The paper aims to understand the effects of social media use on the resilience of organizations involved in emergency response. While social media has been utilized as a critical tool in the field of emergency management, few researchers have systemically examined its effect on organizations’ capacity to bounce back from catastrophic events. From the dimensional approach to social media use, this research focuses on the following three functions: providing information to local communities, transmitting information to local communities, and responding to the emotions of local communities. We used survey data gleaned from 79 key organizations involved in emergency management to investigate the impact of social media use on resilience after a tragic flood in Seoul, South Korea in 2013. We also conducted interviews with ten emergency management officials to understand what administrative challenges they confront in using social media for their tasks. We found that the provision of disaster information on social media such as Facebook, Twitter, and YouTube has a positive effect on the perceived level of organizational resilience. In addition, social media use correlates positively with community emotional responses. Given the focus on the emergency response to a natural disaster in urban areas, the results might not be generalizable to smaller cities or rural areas. The survey items that measure the perceptions of emergency managers may not represent the physical aspects of disaster recovery, such as the restoration of housing stock. The findings suggest that public and nonprofit organizations can use social media to communicate with other organizations and the public in ways that demonstrate resilience. Emergency managers should address administrative challenges, such as trustworthiness of information delivered via social media and lack of personnel.

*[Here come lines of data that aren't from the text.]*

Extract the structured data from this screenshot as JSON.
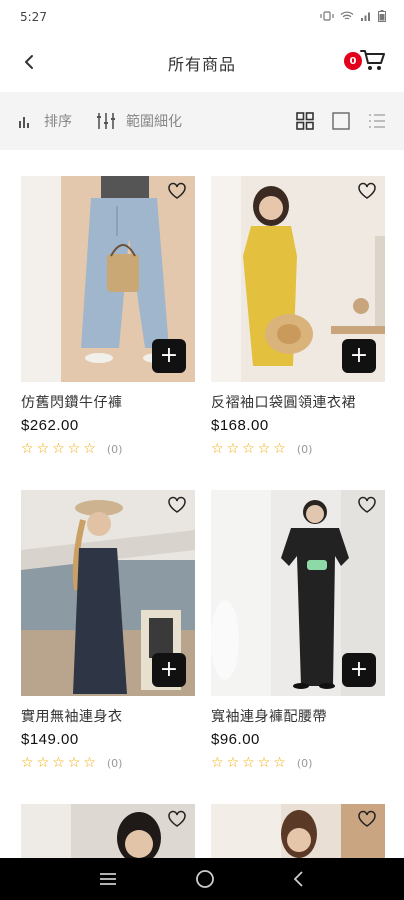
{
  "status_bar": {
    "time": "5:27"
  },
  "header": {
    "title": "所有商品",
    "cart_count": "0"
  },
  "toolbar": {
    "sort_label": "排序",
    "filter_label": "範圍細化"
  },
  "products": [
    {
      "name": "仿舊閃鑽牛仔褲",
      "price": "$262.00",
      "reviews": "(0)"
    },
    {
      "name": "反褶袖口袋圓領連衣裙",
      "price": "$168.00",
      "reviews": "(0)"
    },
    {
      "name": "實用無袖連身衣",
      "price": "$149.00",
      "reviews": "(0)"
    },
    {
      "name": "寬袖連身褲配腰帶",
      "price": "$96.00",
      "reviews": "(0)"
    },
    {
      "name": "",
      "price": "",
      "reviews": ""
    },
    {
      "name": "",
      "price": "",
      "reviews": ""
    }
  ],
  "colors": {
    "accent": "#e3001b",
    "star": "#f2a900",
    "toolbar_bg": "#f4f4f4"
  },
  "icons": {
    "back": "chevron-left-icon",
    "cart": "cart-icon",
    "sort": "bar-chart-icon",
    "filter": "sliders-icon",
    "grid": "grid-icon",
    "single": "square-icon",
    "list": "list-icon",
    "favorite": "heart-icon",
    "add": "plus-icon"
  }
}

Kim, Kyungwoo, Kyujin Jung, and Kenneth Chilton. 2016. "Strategies of Social Media Use in Disaster Management: Lessons in Resilience from Seoul, South Korea." International Journal of Emergency Services 5 (November). http://www.emeraldinsight.com/doi/pdfplus/10.1108/IJES-02-2016-0005